Directions: In your copy, each record should read exactly as it does below, and no pictures should be present.

Data records:
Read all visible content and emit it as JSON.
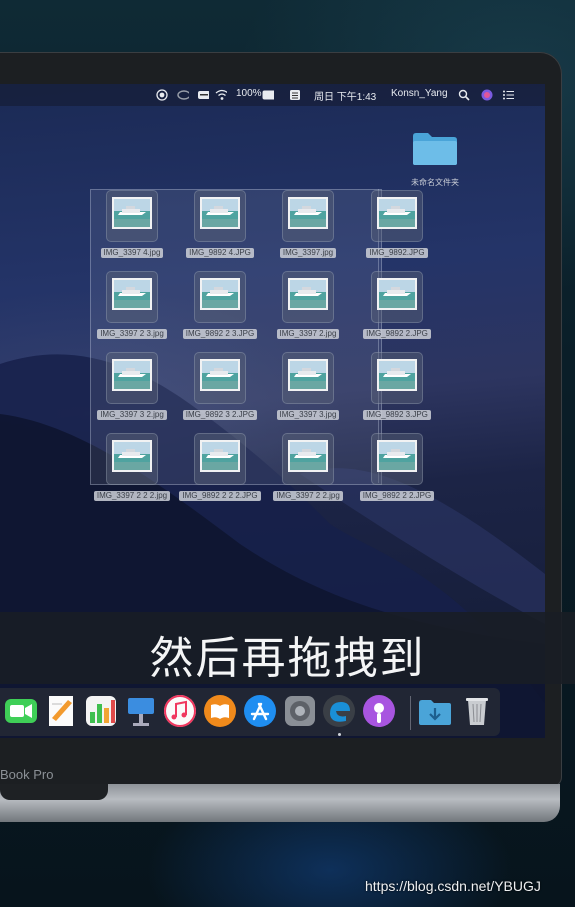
{
  "menubar": {
    "battery": "100%",
    "clock": "周日 下午1:43",
    "user": "Konsn_Yang"
  },
  "desktop": {
    "folder_label": "未命名文件夹",
    "files": [
      {
        "name": "IMG_3397 4.jpg"
      },
      {
        "name": "IMG_9892 4.JPG"
      },
      {
        "name": "IMG_3397.jpg"
      },
      {
        "name": "IMG_9892.JPG"
      },
      {
        "name": "IMG_3397 2 3.jpg"
      },
      {
        "name": "IMG_9892 2 3.JPG"
      },
      {
        "name": "IMG_3397 2.jpg"
      },
      {
        "name": "IMG_9892 2.JPG"
      },
      {
        "name": "IMG_3397 3 2.jpg"
      },
      {
        "name": "IMG_9892 3 2.JPG"
      },
      {
        "name": "IMG_3397 3.jpg"
      },
      {
        "name": "IMG_9892 3.JPG"
      },
      {
        "name": "IMG_3397 2 2 2.jpg"
      },
      {
        "name": "IMG_9892 2 2 2.JPG"
      },
      {
        "name": "IMG_3397 2 2.jpg"
      },
      {
        "name": "IMG_9892 2 2.JPG"
      }
    ]
  },
  "subtitle": "然后再拖拽到",
  "laptop_model": "Book Pro",
  "watermark": "https://blog.csdn.net/YBUGJ",
  "dock": {
    "items": [
      "facetime-icon",
      "pages-icon",
      "numbers-icon",
      "keynote-icon",
      "music-icon",
      "books-icon",
      "app-store-icon",
      "system-preferences-icon",
      "edge-icon",
      "podcasts-icon",
      "downloads-folder-icon",
      "trash-icon"
    ]
  },
  "colors": {
    "accent": "#5aa9dc",
    "selection": "#b4bed2"
  }
}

Task solution:
Read all visible content and emit it as JSON.
{
  "menubar": {
    "battery": "100%",
    "clock": "周日 下午1:43",
    "user": "Konsn_Yang"
  },
  "desktop": {
    "folder_label": "未命名文件夹",
    "files": [
      {
        "name": "IMG_3397 4.jpg"
      },
      {
        "name": "IMG_9892 4.JPG"
      },
      {
        "name": "IMG_3397.jpg"
      },
      {
        "name": "IMG_9892.JPG"
      },
      {
        "name": "IMG_3397 2 3.jpg"
      },
      {
        "name": "IMG_9892 2 3.JPG"
      },
      {
        "name": "IMG_3397 2.jpg"
      },
      {
        "name": "IMG_9892 2.JPG"
      },
      {
        "name": "IMG_3397 3 2.jpg"
      },
      {
        "name": "IMG_9892 3 2.JPG"
      },
      {
        "name": "IMG_3397 3.jpg"
      },
      {
        "name": "IMG_9892 3.JPG"
      },
      {
        "name": "IMG_3397 2 2 2.jpg"
      },
      {
        "name": "IMG_9892 2 2 2.JPG"
      },
      {
        "name": "IMG_3397 2 2.jpg"
      },
      {
        "name": "IMG_9892 2 2.JPG"
      }
    ]
  },
  "subtitle": "然后再拖拽到",
  "laptop_model": "Book Pro",
  "watermark": "https://blog.csdn.net/YBUGJ",
  "dock": {
    "items": [
      "facetime-icon",
      "pages-icon",
      "numbers-icon",
      "keynote-icon",
      "music-icon",
      "books-icon",
      "app-store-icon",
      "system-preferences-icon",
      "edge-icon",
      "podcasts-icon",
      "downloads-folder-icon",
      "trash-icon"
    ]
  },
  "colors": {
    "accent": "#5aa9dc",
    "selection": "#b4bed2"
  }
}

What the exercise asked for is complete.